I had to work late. Every day.
I needed to wash my hair.
I know, I know, you’re not buying any of this.
It’s just that my mojo, she is gone; my cookbooks are not inspiring me. Add to that the extreme distraction of Life-Changing Plan to Actualize Hopes and Dreams, and you can see why I’ve barely been skulking around the edges of TNS for the last three weeks.
But a gal’s gotta eat, and she might as well eat some kick-ass French onion soup.
It starts with onions. DUH. Three pounds of them, sliced up and chucked into a large dutch oven with a little butter and salt.
They cook down for about fifteen minutes…
…and another fifteen minutes…
… and ANOTHER fifteen minutes, and then they look like this. And then you have to try really hard not to just smear them on the good bread you bought to top the soup, because you love caramelized onions so very much and you are so very hungry and also you are not very patient. You should remind yourself, the next time you make French onion soup, to caramelize an extra pound of onions or two so you can have them to top all your foodstuffs for the next few days.
I deglazed the onion pot with a little white wine and apple cider – I think I learned the cider thing from Alton Brown, and it’s a damn good trick – before dumping in some stock.
Since I’m not a good homemaker, I don’t have quarts of high-quality homemade beef stock in my freezer. Fresh Direct is also apparently a poor homemaker, as they didn’t have any homemade beef stock either, so I used a combination of chicken and veal.
As for additional aromatics, almost all the recipes I looked at for reference used parsley and thyme. I didn’t want to do that because (1) I’m pretty sure that Madame Claude Cafe, which makes the Best of All Possible French Onion Soups, flavors theirs with rosemary and (2) I’ve had a grudge against parsley every since I had to waste 45 minutes of my life making Thomas Keller’s parsley puree.

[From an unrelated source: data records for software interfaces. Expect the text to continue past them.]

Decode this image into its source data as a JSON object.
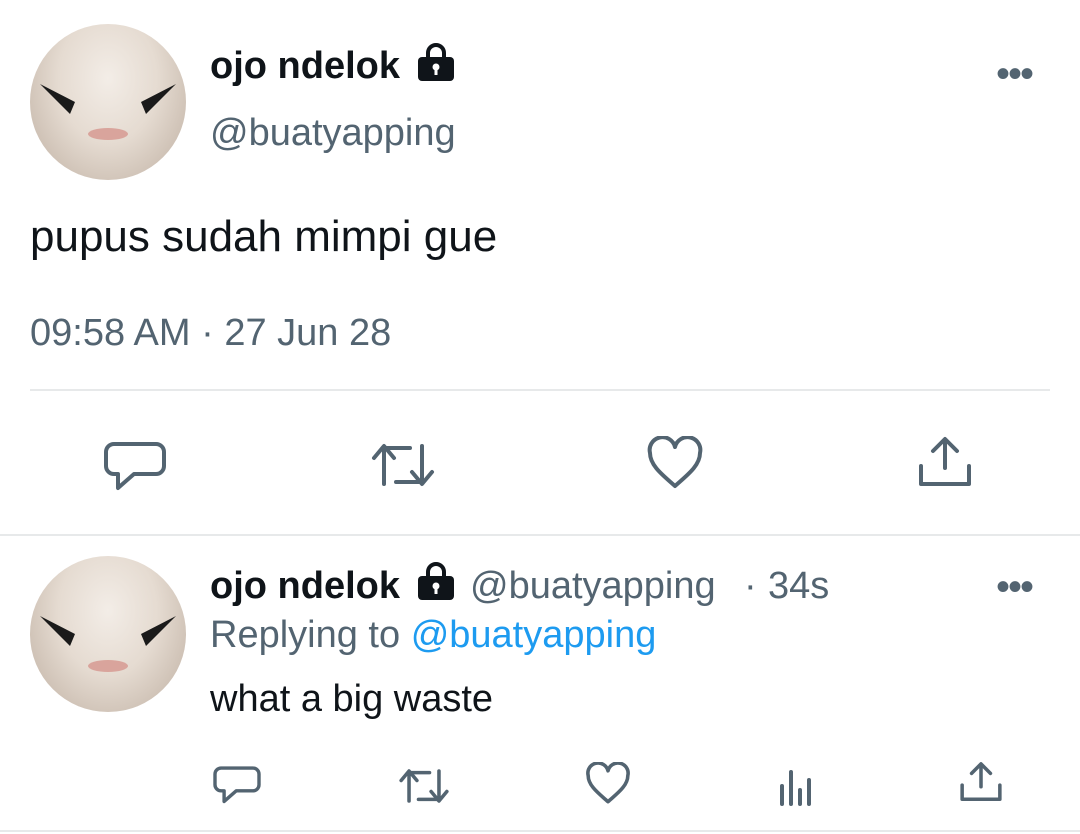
{
  "colors": {
    "text": "#0f1419",
    "secondary": "#536471",
    "accent": "#1d9bf0",
    "divider": "#e7e9ea"
  },
  "main_tweet": {
    "display_name": "ojo ndelok",
    "handle": "@buatyapping",
    "text": "pupus sudah mimpi gue",
    "timestamp": "09:58 AM · 27 Jun 28",
    "more_label": "•••",
    "actions": [
      "reply-icon",
      "retweet-icon",
      "like-icon",
      "share-icon"
    ]
  },
  "reply_tweet": {
    "display_name": "ojo ndelok",
    "handle": "@buatyapping",
    "separator": "·",
    "age": "34s",
    "replying_prefix": "Replying to",
    "replying_to": "@buatyapping",
    "text": "what a big waste",
    "more_label": "•••",
    "actions": [
      "reply-icon",
      "retweet-icon",
      "like-icon",
      "analytics-icon",
      "share-icon"
    ]
  }
}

A few more minutes of simmering, a few pinches of salt and a few splashes of cognac, and it was time for bread and cheese. Aside from being delicious, French onion soup is to be commended for being such a satisfactory vehicle for copious amounts of cheese.

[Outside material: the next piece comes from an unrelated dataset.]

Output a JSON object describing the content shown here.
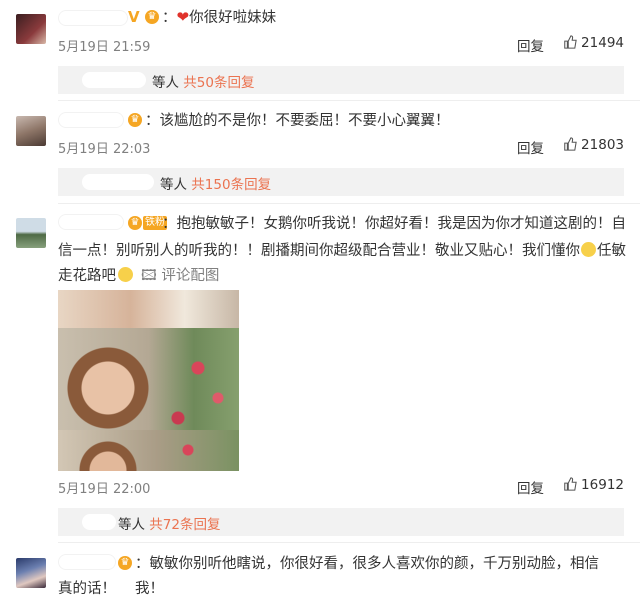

I know gruyere is traditional, but the smell of gruyere makes me hork so I used a nice nutty emmenthal instead. Sue me.
Holy hell, Madame Claude Cafe had better watch out: this soup is the soup-bomb-diggity. Deep, rich, a little sweet, a little salty, and satisfying through and through. The mix of stocks ended up lending it the perfect flavor – the chicken kept the veal from being too over-the-top – and the rosemary was the perfect touch. I don’t even mind that I burned the shit out of my tongue because I couldn’t wait to eat it. Also, I may have eaten more than one bowl, as did Brian.
Surely, this freakishly cold and snowy weekend calls for the making of French onion soup, non? Let me know how it goes. I’ll be cleaning out my closets, searching for my mojo.
(Come join SoupaPalooza at TidyMom and Dine and Dish sponsored by KitchenAid, Red Star Yeast and Le Creuset)
French Onion Soup
3 pounds onions, sliced into half-moons
3 tbsp. unsalted butter
2/3 c. white wine
1/2 c. apple cider
4 c. chicken stock
4 c. veal stock
1 large sprig fresh rosemary
2 tbsp. cognac
cheese of choice
Melt the butter in a large dutch oven of heavy saucepot set over medium heat. Add the onions and sprinkle with salt. Cover the pot and walk away for 15 minutes.
After 15 minutes, give the onions a stir. Keep cooking over medium heat until the onions have turned a deep brown, which will take another 30-40 minutes.
Pour in the wine and cider, being sure to scrape up all the delicious browned bits from the bottom of the pot. Simmer until the wine and cider are reduced and syrups, about 5 minutes.
Pour in the stocks and add the rosemary. Simmer for 20-30 minutes so all the flavors can meld. Near the end of the cooking time, stir in the cognac. Check the seasoning; depending on the salt content of your stock, you may need to add more.
To complete the soup, turn on your broiler. Ladle soup into oven-proof bowls, float a slice of bread on top and top with a generous amount of shredded cheese. Broil until the cheese is melted, bubbly and brown.